Totemic positions on taxes


Taxes aren't just taxes any more in American politics – they're totems of ideological purity, which makes reasoned discussion difficult.

Witness, for example, wave of relief that swept over the nation when House Speaker John Boehner (R-Ohio) appeared to open the door to "new revenues" in a press conference held the day after President's Obama second term election victory.

But it turns out that Boehner probably wasn't signaling a newfound willingness to compromise on marginal tax rates for top payers, which are at historic lows. Instead, on closer examination, the House speaker appears to be pushing the same proposal that voters rejected in the presidential election – lowering top marginal tax rates even more and making up the difference through "closing loopholes" in the tax code.   

"The president has signaled a willingness to do tax reform with lower rates," Boehner said – without addressing Obama's firm commitment to raising the tax rates of those with adjusted gross incomes greater than $250,000 (a very small percentage of the population) or without discussing what loopholes would be closed and how much closing them would save.

In other words, we're back to square one.
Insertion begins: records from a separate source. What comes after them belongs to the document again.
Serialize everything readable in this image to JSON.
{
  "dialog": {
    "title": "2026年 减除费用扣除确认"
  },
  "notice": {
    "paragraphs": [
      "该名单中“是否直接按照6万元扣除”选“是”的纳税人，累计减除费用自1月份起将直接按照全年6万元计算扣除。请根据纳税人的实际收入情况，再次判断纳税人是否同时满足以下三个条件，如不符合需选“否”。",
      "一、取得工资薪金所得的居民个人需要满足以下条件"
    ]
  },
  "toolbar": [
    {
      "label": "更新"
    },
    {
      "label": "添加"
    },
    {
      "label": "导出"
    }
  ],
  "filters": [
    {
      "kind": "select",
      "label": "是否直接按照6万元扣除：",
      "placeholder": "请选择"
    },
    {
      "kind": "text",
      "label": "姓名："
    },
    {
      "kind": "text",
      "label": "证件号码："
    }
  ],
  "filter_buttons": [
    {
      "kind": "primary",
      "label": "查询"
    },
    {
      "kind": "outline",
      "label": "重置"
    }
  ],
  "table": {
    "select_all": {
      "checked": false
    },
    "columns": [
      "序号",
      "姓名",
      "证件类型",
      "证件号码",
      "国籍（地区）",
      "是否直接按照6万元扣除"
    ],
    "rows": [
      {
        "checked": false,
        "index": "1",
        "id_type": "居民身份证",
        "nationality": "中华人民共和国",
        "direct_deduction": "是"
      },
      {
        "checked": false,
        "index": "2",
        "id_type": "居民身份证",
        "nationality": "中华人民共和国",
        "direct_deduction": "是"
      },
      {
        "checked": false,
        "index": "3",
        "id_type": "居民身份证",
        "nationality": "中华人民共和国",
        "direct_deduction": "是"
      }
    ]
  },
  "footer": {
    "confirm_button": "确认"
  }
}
This is not a place where we can remain with any comfort for very long; come this January, a whole slew of policy changes are set to come into effect – sequestration, the Dec. 31 expiration of the Bush tax cuts, payroll tax holiday, middle class tax cuts from the stimulus, and unemployment benefits for long-term unemployment, expected cuts to Medicare providers' fees and a new Medicare surtax.

Should they do so, the Congressional Budget Office notes they could plunge us into another recession.

It's clear that what's needed is a grand compromise of the type that Obama attempted to mount during the debt ceiling limit standoff. Reaching a grand compromise will have to involve raising top marginal tax rates, but in order for that to occur, we must stop imbuing taxes with totemic significance and start treating them as the tools of policy that they are. There is no evidence that increasing top marginal tax rates is harmful to the economy (as the Congressional Research Service said in a report shamefully suppressed by Senate Republicans because it didn't conform with anti-tax ideology). There is evidence that intransigence on taxes will be dangerous to the economy, however. When reality and totems compete, rational societies chose the former. What will it say about us if the latter prevails? - Dave